### Your assignment
From first line to last, the records below are to be duplicated exactly.

Source data
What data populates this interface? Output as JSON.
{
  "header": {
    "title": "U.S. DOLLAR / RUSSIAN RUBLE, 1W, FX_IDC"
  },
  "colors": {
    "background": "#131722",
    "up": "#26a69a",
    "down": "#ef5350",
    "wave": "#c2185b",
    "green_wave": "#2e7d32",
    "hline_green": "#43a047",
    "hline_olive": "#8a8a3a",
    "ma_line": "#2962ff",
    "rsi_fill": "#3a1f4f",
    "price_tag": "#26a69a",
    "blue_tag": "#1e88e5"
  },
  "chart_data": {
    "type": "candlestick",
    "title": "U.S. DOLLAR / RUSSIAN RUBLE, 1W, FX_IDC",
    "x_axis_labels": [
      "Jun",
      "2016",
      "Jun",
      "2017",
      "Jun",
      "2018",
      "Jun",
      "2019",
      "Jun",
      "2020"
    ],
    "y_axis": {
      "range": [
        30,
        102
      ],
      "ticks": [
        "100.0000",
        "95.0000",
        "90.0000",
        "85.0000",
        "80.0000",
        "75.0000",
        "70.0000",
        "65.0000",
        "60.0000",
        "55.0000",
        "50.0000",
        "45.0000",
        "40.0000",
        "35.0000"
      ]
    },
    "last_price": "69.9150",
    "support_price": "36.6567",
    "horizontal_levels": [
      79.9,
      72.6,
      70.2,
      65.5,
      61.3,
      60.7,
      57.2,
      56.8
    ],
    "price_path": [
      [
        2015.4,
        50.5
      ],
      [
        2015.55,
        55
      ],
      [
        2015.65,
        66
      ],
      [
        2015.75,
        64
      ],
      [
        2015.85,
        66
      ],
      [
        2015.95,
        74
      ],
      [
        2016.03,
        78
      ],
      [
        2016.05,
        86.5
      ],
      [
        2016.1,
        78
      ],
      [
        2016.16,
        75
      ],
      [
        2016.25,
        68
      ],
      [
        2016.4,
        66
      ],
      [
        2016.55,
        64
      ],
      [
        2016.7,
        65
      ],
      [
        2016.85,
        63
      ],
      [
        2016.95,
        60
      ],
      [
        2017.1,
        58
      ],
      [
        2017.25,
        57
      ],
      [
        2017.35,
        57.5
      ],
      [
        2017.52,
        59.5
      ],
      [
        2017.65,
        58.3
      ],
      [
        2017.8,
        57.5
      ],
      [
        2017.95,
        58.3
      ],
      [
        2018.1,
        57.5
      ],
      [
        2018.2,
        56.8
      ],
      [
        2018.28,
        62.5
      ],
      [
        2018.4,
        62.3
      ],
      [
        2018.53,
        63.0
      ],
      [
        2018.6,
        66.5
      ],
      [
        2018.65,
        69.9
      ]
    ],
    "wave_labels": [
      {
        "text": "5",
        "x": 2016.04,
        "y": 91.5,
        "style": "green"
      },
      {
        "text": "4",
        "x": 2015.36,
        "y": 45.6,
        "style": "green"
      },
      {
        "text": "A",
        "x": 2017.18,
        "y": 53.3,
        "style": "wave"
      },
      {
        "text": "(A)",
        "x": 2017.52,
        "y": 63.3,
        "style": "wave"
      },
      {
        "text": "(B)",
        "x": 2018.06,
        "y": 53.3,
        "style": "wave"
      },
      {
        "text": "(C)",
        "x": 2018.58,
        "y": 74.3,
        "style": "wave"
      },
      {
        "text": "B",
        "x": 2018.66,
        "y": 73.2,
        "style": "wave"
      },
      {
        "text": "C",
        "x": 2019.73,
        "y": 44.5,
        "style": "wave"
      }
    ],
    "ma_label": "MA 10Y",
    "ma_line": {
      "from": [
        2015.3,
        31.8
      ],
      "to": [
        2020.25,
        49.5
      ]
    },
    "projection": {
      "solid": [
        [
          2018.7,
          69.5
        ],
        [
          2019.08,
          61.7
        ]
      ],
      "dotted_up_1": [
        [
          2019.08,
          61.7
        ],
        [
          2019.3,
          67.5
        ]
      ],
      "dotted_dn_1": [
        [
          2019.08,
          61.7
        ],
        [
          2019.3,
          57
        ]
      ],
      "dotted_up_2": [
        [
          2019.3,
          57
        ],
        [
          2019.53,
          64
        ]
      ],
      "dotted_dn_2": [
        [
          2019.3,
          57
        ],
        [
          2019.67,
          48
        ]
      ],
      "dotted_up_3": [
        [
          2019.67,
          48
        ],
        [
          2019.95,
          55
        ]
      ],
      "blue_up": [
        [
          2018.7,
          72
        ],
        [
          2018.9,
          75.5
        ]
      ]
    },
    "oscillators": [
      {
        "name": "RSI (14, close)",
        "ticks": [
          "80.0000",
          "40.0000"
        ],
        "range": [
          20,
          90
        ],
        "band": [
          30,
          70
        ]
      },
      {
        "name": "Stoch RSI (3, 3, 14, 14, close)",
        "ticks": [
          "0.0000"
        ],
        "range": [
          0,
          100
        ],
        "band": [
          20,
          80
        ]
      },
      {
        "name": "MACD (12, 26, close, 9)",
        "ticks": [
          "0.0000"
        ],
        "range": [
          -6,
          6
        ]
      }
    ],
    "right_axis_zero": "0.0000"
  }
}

### Answer space
What data populates this interface? Output as JSON.
{
  "header": {
    "title": "U.S. DOLLAR / RUSSIAN RUBLE, 1W, FX_IDC"
  },
  "colors": {
    "background": "#131722",
    "up": "#26a69a",
    "down": "#ef5350",
    "wave": "#c2185b",
    "green_wave": "#2e7d32",
    "hline_green": "#43a047",
    "hline_olive": "#8a8a3a",
    "ma_line": "#2962ff",
    "rsi_fill": "#3a1f4f",
    "price_tag": "#26a69a",
    "blue_tag": "#1e88e5"
  },
  "chart_data": {
    "type": "candlestick",
    "title": "U.S. DOLLAR / RUSSIAN RUBLE, 1W, FX_IDC",
    "x_axis_labels": [
      "Jun",
      "2016",
      "Jun",
      "2017",
      "Jun",
      "2018",
      "Jun",
      "2019",
      "Jun",
      "2020"
    ],
    "y_axis": {
      "range": [
        30,
        102
      ],
      "ticks": [
        "100.0000",
        "95.0000",
        "90.0000",
        "85.0000",
        "80.0000",
        "75.0000",
        "70.0000",
        "65.0000",
        "60.0000",
        "55.0000",
        "50.0000",
        "45.0000",
        "40.0000",
        "35.0000"
      ]
    },
    "last_price": "69.9150",
    "support_price": "36.6567",
    "horizontal_levels": [
      79.9,
      72.6,
      70.2,
      65.5,
      61.3,
      60.7,
      57.2,
      56.8
    ],
    "price_path": [
      [
        2015.4,
        50.5
      ],
      [
        2015.55,
        55
      ],
      [
        2015.65,
        66
      ],
      [
        2015.75,
        64
      ],
      [
        2015.85,
        66
      ],
      [
        2015.95,
        74
      ],
      [
        2016.03,
        78
      ],
      [
        2016.05,
        86.5
      ],
      [
        2016.1,
        78
      ],
      [
        2016.16,
        75
      ],
      [
        2016.25,
        68
      ],
      [
        2016.4,
        66
      ],
      [
        2016.55,
        64
      ],
      [
        2016.7,
        65
      ],
      [
        2016.85,
        63
      ],
      [
        2016.95,
        60
      ],
      [
        2017.1,
        58
      ],
      [
        2017.25,
        57
      ],
      [
        2017.35,
        57.5
      ],
      [
        2017.52,
        59.5
      ],
      [
        2017.65,
        58.3
      ],
      [
        2017.8,
        57.5
      ],
      [
        2017.95,
        58.3
      ],
      [
        2018.1,
        57.5
      ],
      [
        2018.2,
        56.8
      ],
      [
        2018.28,
        62.5
      ],
      [
        2018.4,
        62.3
      ],
      [
        2018.53,
        63.0
      ],
      [
        2018.6,
        66.5
      ],
      [
        2018.65,
        69.9
      ]
    ],
    "wave_labels": [
      {
        "text": "5",
        "x": 2016.04,
        "y": 91.5,
        "style": "green"
      },
      {
        "text": "4",
        "x": 2015.36,
        "y": 45.6,
        "style": "green"
      },
      {
        "text": "A",
        "x": 2017.18,
        "y": 53.3,
        "style": "wave"
      },
      {
        "text": "(A)",
        "x": 2017.52,
        "y": 63.3,
        "style": "wave"
      },
      {
        "text": "(B)",
        "x": 2018.06,
        "y": 53.3,
        "style": "wave"
      },
      {
        "text": "(C)",
        "x": 2018.58,
        "y": 74.3,
        "style": "wave"
      },
      {
        "text": "B",
        "x": 2018.66,
        "y": 73.2,
        "style": "wave"
      },
      {
        "text": "C",
        "x": 2019.73,
        "y": 44.5,
        "style": "wave"
      }
    ],
    "ma_label": "MA 10Y",
    "ma_line": {
      "from": [
        2015.3,
        31.8
      ],
      "to": [
        2020.25,
        49.5
      ]
    },
    "projection": {
      "solid": [
        [
          2018.7,
          69.5
        ],
        [
          2019.08,
          61.7
        ]
      ],
      "dotted_up_1": [
        [
          2019.08,
          61.7
        ],
        [
          2019.3,
          67.5
        ]
      ],
      "dotted_dn_1": [
        [
          2019.08,
          61.7
        ],
        [
          2019.3,
          57
        ]
      ],
      "dotted_up_2": [
        [
          2019.3,
          57
        ],
        [
          2019.53,
          64
        ]
      ],
      "dotted_dn_2": [
        [
          2019.3,
          57
        ],
        [
          2019.67,
          48
        ]
      ],
      "dotted_up_3": [
        [
          2019.67,
          48
        ],
        [
          2019.95,
          55
        ]
      ],
      "blue_up": [
        [
          2018.7,
          72
        ],
        [
          2018.9,
          75.5
        ]
      ]
    },
    "oscillators": [
      {
        "name": "RSI (14, close)",
        "ticks": [
          "80.0000",
          "40.0000"
        ],
        "range": [
          20,
          90
        ],
        "band": [
          30,
          70
        ]
      },
      {
        "name": "Stoch RSI (3, 3, 14, 14, close)",
        "ticks": [
          "0.0000"
        ],
        "range": [
          0,
          100
        ],
        "band": [
          20,
          80
        ]
      },
      {
        "name": "MACD (12, 26, close, 9)",
        "ticks": [
          "0.0000"
        ],
        "range": [
          -6,
          6
        ]
      }
    ],
    "right_axis_zero": "0.0000"
  }
}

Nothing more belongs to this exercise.